# [Provided entries]

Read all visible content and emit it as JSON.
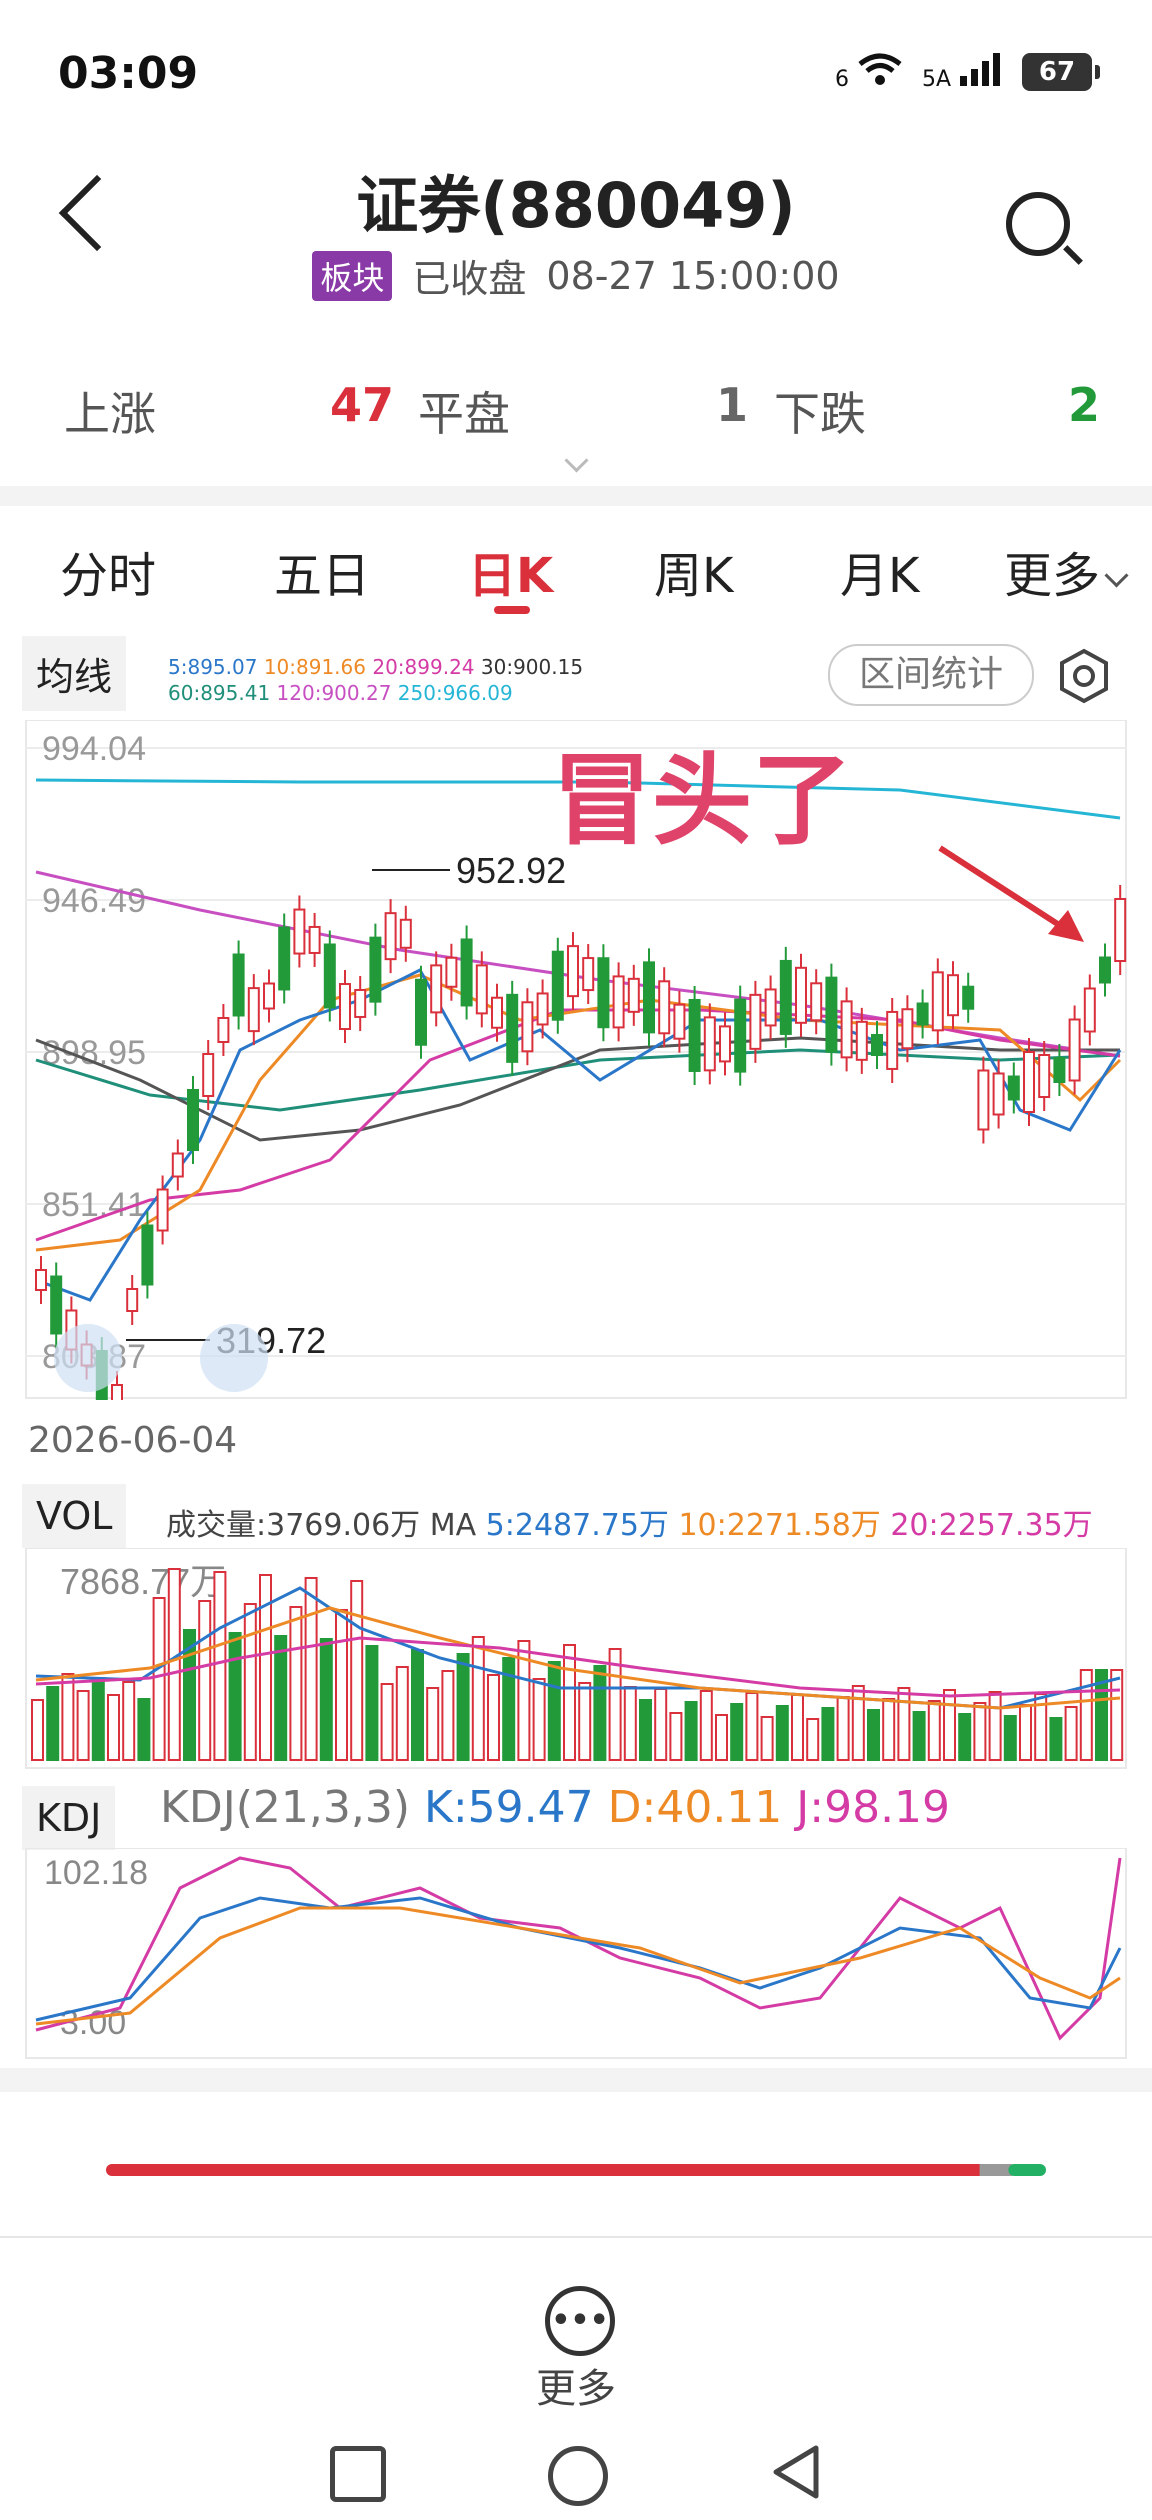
{
  "status": {
    "time": "03:09",
    "net1": "6",
    "net2": "5A",
    "battery": "67"
  },
  "header": {
    "title": "证券(880049)",
    "badge": "板块",
    "state": "已收盘",
    "datetime": "08-27  15:00:00"
  },
  "breadth": {
    "up_label": "上涨",
    "up_count": "47",
    "flat_label": "平盘",
    "flat_count": "1",
    "down_label": "下跌",
    "down_count": "2"
  },
  "tabs": [
    {
      "label": "分时"
    },
    {
      "label": "五日"
    },
    {
      "label": "日K"
    },
    {
      "label": "周K"
    },
    {
      "label": "月K"
    },
    {
      "label": "更多"
    }
  ],
  "ma": {
    "label": "均线",
    "row1": [
      {
        "text": "5:895.07",
        "color": "#2a77c9"
      },
      {
        "text": "10:891.66",
        "color": "#ee8a25"
      },
      {
        "text": "20:899.24",
        "color": "#d43ba5"
      },
      {
        "text": "30:900.15",
        "color": "#333333"
      }
    ],
    "row2": [
      {
        "text": "60:895.41",
        "color": "#1f8f7a"
      },
      {
        "text": "120:900.27",
        "color": "#c74fc2"
      },
      {
        "text": "250:966.09",
        "color": "#25b6d6"
      }
    ],
    "range_button": "区间统计",
    "settings_icon": "hexagon-settings-icon"
  },
  "kline": {
    "y_labels": [
      "994.04",
      "946.49",
      "898.95",
      "851.41",
      "803.87"
    ],
    "high_marker": "952.92",
    "low_marker": "319.72",
    "annotation": "冒头了",
    "start_date": "2026-06-04"
  },
  "vol": {
    "label": "VOL",
    "info": [
      {
        "text": "成交量:3769.06万 MA ",
        "color": "#444444"
      },
      {
        "text": "5:2487.75万 ",
        "color": "#2a77c9"
      },
      {
        "text": "10:2271.58万 ",
        "color": "#ee8a25"
      },
      {
        "text": "20:2257.35万",
        "color": "#d43ba5"
      }
    ],
    "y_label": "7868.77万"
  },
  "kdj": {
    "label": "KDJ",
    "info": [
      {
        "text": "KDJ(21,3,3) ",
        "color": "#777777"
      },
      {
        "text": "K:59.47 ",
        "color": "#2a77c9"
      },
      {
        "text": "D:40.11 ",
        "color": "#ee8a25"
      },
      {
        "text": "J:98.19",
        "color": "#d43ba5"
      }
    ],
    "y_top": "102.18",
    "y_bottom": "3.00"
  },
  "progress": {
    "up_fraction": 0.94,
    "flat_fraction": 0.02,
    "down_fraction": 0.04,
    "up_color": "#d9303b",
    "flat_color": "#999999",
    "down_color": "#22b065"
  },
  "bottom": {
    "more_label": "更多"
  },
  "colors": {
    "rise": "#d9303b",
    "fall": "#229a3a"
  }
}
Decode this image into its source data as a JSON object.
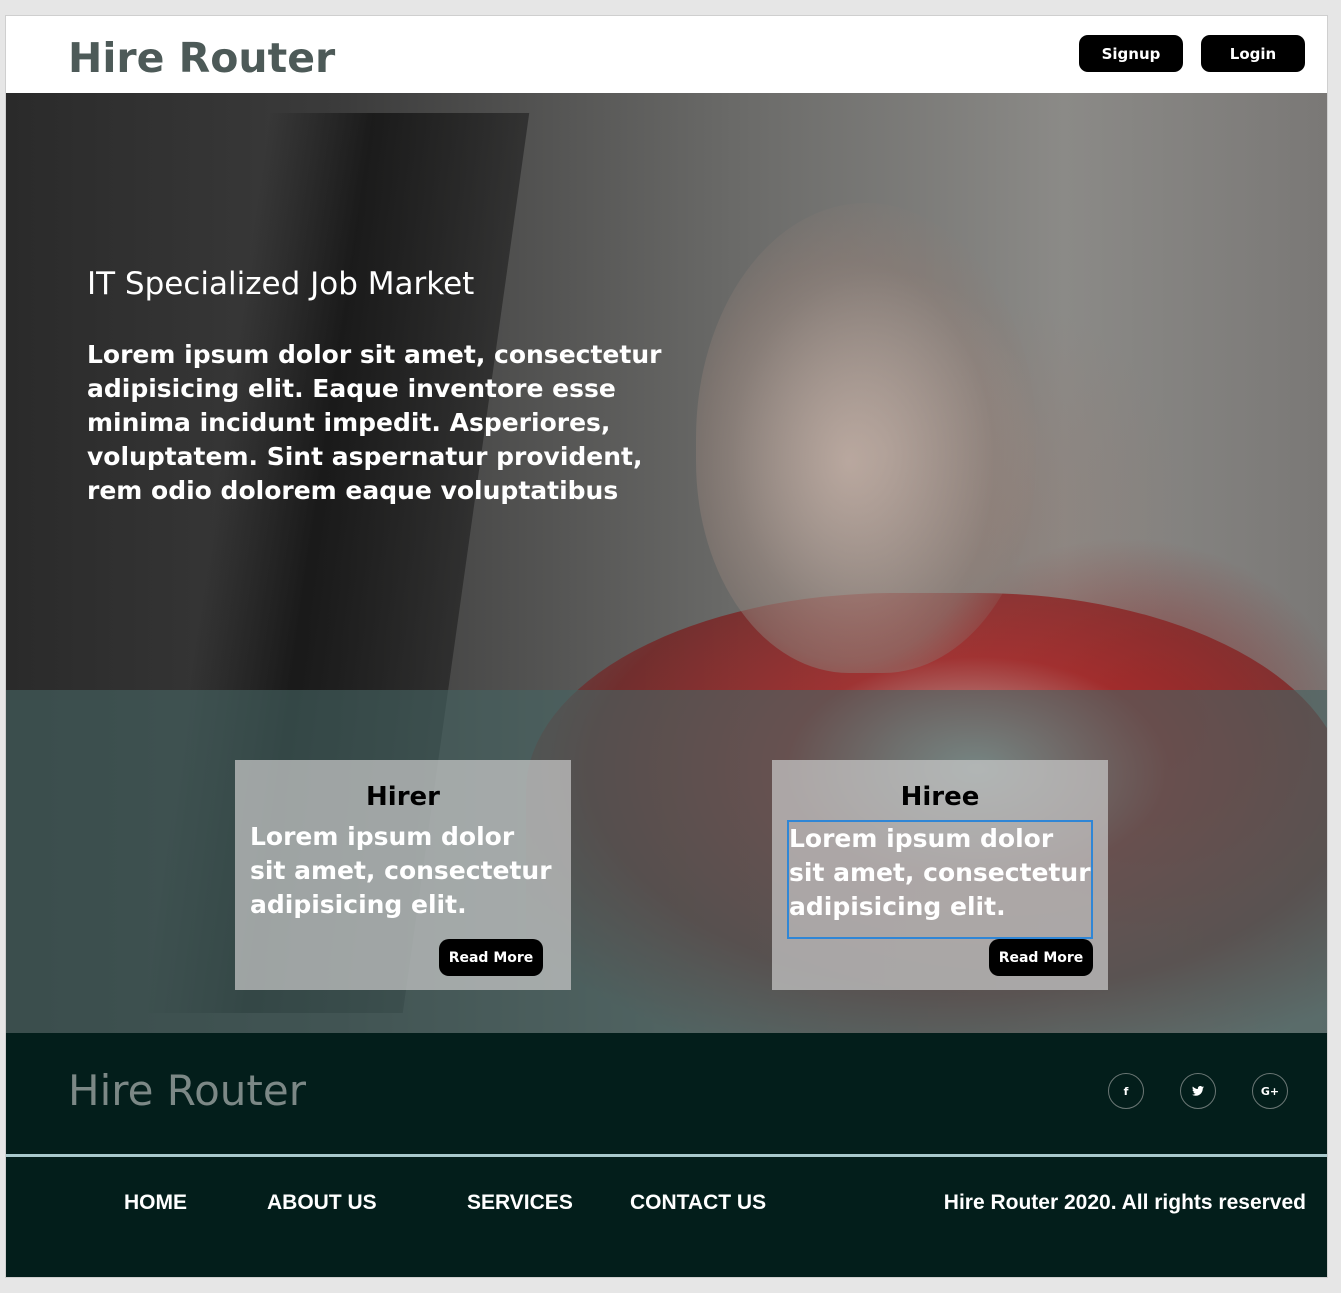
{
  "header": {
    "brand": "Hire Router",
    "signup_label": "Signup",
    "login_label": "Login"
  },
  "hero": {
    "title": "IT Specialized Job Market",
    "text": "Lorem ipsum dolor sit amet, consectetur adipisicing elit. Eaque inventore esse minima incidunt impedit. Asperiores, voluptatem. Sint aspernatur provident, rem odio dolorem eaque voluptatibus"
  },
  "cards": [
    {
      "title": "Hirer",
      "text": "Lorem ipsum dolor sit amet, consectetur adipisicing elit.",
      "button_label": "Read More"
    },
    {
      "title": "Hiree",
      "text": "Lorem ipsum dolor sit amet, consectetur adipisicing elit.",
      "button_label": "Read More"
    }
  ],
  "footer": {
    "brand": "Hire Router",
    "social": [
      {
        "icon": "facebook-icon",
        "glyph": "f"
      },
      {
        "icon": "twitter-icon",
        "glyph": "t"
      },
      {
        "icon": "google-plus-icon",
        "glyph": "G+"
      }
    ],
    "nav": [
      "HOME",
      "ABOUT US",
      "SERVICES",
      "CONTACT US"
    ],
    "copyright": "Hire Router 2020. All rights reserved"
  },
  "colors": {
    "button_bg": "#000000",
    "brand_text": "#4d5a58",
    "footer_bg": "#031e1b",
    "footer_divider": "#a9c9cc",
    "selection_outline": "#2f86d6"
  }
}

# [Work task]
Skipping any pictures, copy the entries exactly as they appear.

# [Response to this task]
Read all visible content and emit it as JSON.
{
  "status": {
    "time": "03:09",
    "net1": "6",
    "net2": "5A",
    "battery": "67"
  },
  "header": {
    "title": "证券(880049)",
    "badge": "板块",
    "state": "已收盘",
    "datetime": "08-27  15:00:00"
  },
  "breadth": {
    "up_label": "上涨",
    "up_count": "47",
    "flat_label": "平盘",
    "flat_count": "1",
    "down_label": "下跌",
    "down_count": "2"
  },
  "tabs": [
    {
      "label": "分时"
    },
    {
      "label": "五日"
    },
    {
      "label": "日K"
    },
    {
      "label": "周K"
    },
    {
      "label": "月K"
    },
    {
      "label": "更多"
    }
  ],
  "ma": {
    "label": "均线",
    "row1": [
      {
        "text": "5:895.07",
        "color": "#2a77c9"
      },
      {
        "text": "10:891.66",
        "color": "#ee8a25"
      },
      {
        "text": "20:899.24",
        "color": "#d43ba5"
      },
      {
        "text": "30:900.15",
        "color": "#333333"
      }
    ],
    "row2": [
      {
        "text": "60:895.41",
        "color": "#1f8f7a"
      },
      {
        "text": "120:900.27",
        "color": "#c74fc2"
      },
      {
        "text": "250:966.09",
        "color": "#25b6d6"
      }
    ],
    "range_button": "区间统计",
    "settings_icon": "hexagon-settings-icon"
  },
  "kline": {
    "y_labels": [
      "994.04",
      "946.49",
      "898.95",
      "851.41",
      "803.87"
    ],
    "high_marker": "952.92",
    "low_marker": "319.72",
    "annotation": "冒头了",
    "start_date": "2026-06-04"
  },
  "vol": {
    "label": "VOL",
    "info": [
      {
        "text": "成交量:3769.06万 MA ",
        "color": "#444444"
      },
      {
        "text": "5:2487.75万 ",
        "color": "#2a77c9"
      },
      {
        "text": "10:2271.58万 ",
        "color": "#ee8a25"
      },
      {
        "text": "20:2257.35万",
        "color": "#d43ba5"
      }
    ],
    "y_label": "7868.77万"
  },
  "kdj": {
    "label": "KDJ",
    "info": [
      {
        "text": "KDJ(21,3,3) ",
        "color": "#777777"
      },
      {
        "text": "K:59.47 ",
        "color": "#2a77c9"
      },
      {
        "text": "D:40.11 ",
        "color": "#ee8a25"
      },
      {
        "text": "J:98.19",
        "color": "#d43ba5"
      }
    ],
    "y_top": "102.18",
    "y_bottom": "3.00"
  },
  "progress": {
    "up_fraction": 0.94,
    "flat_fraction": 0.02,
    "down_fraction": 0.04,
    "up_color": "#d9303b",
    "flat_color": "#999999",
    "down_color": "#22b065"
  },
  "bottom": {
    "more_label": "更多"
  },
  "colors": {
    "rise": "#d9303b",
    "fall": "#229a3a"
  }
}
Decode this image into its source data as a JSON object.
{
  "header": {
    "brand": "Hire Router",
    "signup_label": "Signup",
    "login_label": "Login"
  },
  "hero": {
    "title": "IT Specialized Job Market",
    "text": "Lorem ipsum dolor sit amet, consectetur adipisicing elit. Eaque inventore esse minima incidunt impedit. Asperiores, voluptatem. Sint aspernatur provident, rem odio dolorem eaque voluptatibus"
  },
  "cards": [
    {
      "title": "Hirer",
      "text": "Lorem ipsum dolor sit amet, consectetur adipisicing elit.",
      "button_label": "Read More"
    },
    {
      "title": "Hiree",
      "text": "Lorem ipsum dolor sit amet, consectetur adipisicing elit.",
      "button_label": "Read More"
    }
  ],
  "footer": {
    "brand": "Hire Router",
    "social": [
      {
        "icon": "facebook-icon",
        "glyph": "f"
      },
      {
        "icon": "twitter-icon",
        "glyph": "t"
      },
      {
        "icon": "google-plus-icon",
        "glyph": "G+"
      }
    ],
    "nav": [
      "HOME",
      "ABOUT US",
      "SERVICES",
      "CONTACT US"
    ],
    "copyright": "Hire Router 2020. All rights reserved"
  },
  "colors": {
    "button_bg": "#000000",
    "brand_text": "#4d5a58",
    "footer_bg": "#031e1b",
    "footer_divider": "#a9c9cc",
    "selection_outline": "#2f86d6"
  }
}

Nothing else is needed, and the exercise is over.